(Directions): Search the records for the word "icon" and copy every line in which it occurs.

[Dataset rows for apps and sites]
*** Block opens ***

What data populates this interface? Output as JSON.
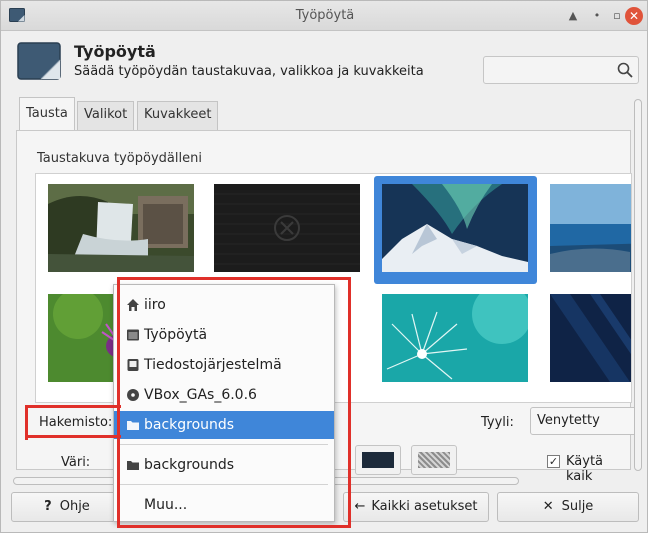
{
  "window": {
    "title": "Työpöytä",
    "header_title": "Työpöytä",
    "header_subtitle": "Säädä työpöydän taustakuvaa, valikkoa ja kuvakkeita",
    "search_placeholder": ""
  },
  "tabs": [
    {
      "label": "Tausta",
      "active": true
    },
    {
      "label": "Valikot",
      "active": false
    },
    {
      "label": "Kuvakkeet",
      "active": false
    }
  ],
  "background_tab": {
    "section_label": "Taustakuva työpöydälleni",
    "thumbnails": [
      {
        "name": "waterfall-mill",
        "selected": false
      },
      {
        "name": "dark-xfce-logo",
        "selected": false
      },
      {
        "name": "aurora-mountain",
        "selected": true
      },
      {
        "name": "blue-seashore",
        "selected": false
      },
      {
        "name": "purple-thistle",
        "selected": false
      },
      {
        "name": "hidden-under-menu",
        "selected": false
      },
      {
        "name": "dewdrops-teal",
        "selected": false
      },
      {
        "name": "dark-blue-geometric",
        "selected": false
      }
    ],
    "directory_label": "Hakemisto:",
    "style_label": "Tyyli:",
    "style_value": "Venytetty",
    "color_label": "Väri:",
    "apply_all_label": "Käytä kaik",
    "apply_all_checked": true
  },
  "buttons": {
    "help": "Ohje",
    "all_settings": "Kaikki asetukset",
    "close": "Sulje"
  },
  "directory_menu": {
    "items": [
      {
        "label": "iiro",
        "icon": "home-icon",
        "selected": false
      },
      {
        "label": "Työpöytä",
        "icon": "desktop-icon",
        "selected": false
      },
      {
        "label": "Tiedostojärjestelmä",
        "icon": "drive-icon",
        "selected": false
      },
      {
        "label": "VBox_GAs_6.0.6",
        "icon": "disc-icon",
        "selected": false
      },
      {
        "label": "backgrounds",
        "icon": "folder-icon",
        "selected": true
      }
    ],
    "recent_item": {
      "label": "backgrounds",
      "icon": "folder-icon"
    },
    "other_item": "Muu..."
  },
  "colors": {
    "accent": "#3f86d9",
    "annotation": "#e0302a"
  }
}
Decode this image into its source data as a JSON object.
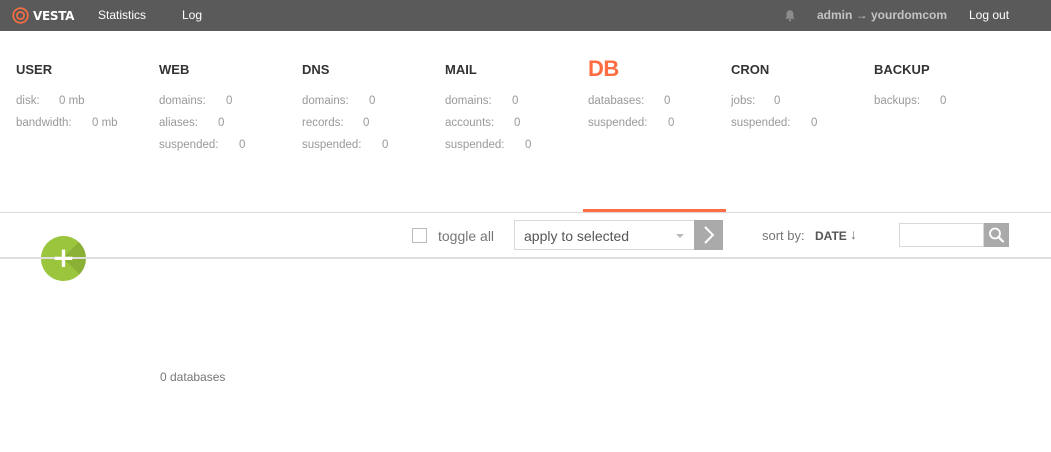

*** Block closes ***

(Response):
        "icon": "home-icon",
        "icon": "desktop-icon",
        "icon": "drive-icon",
        "icon": "disc-icon",
        "icon": "folder-icon",
      "icon": "folder-icon"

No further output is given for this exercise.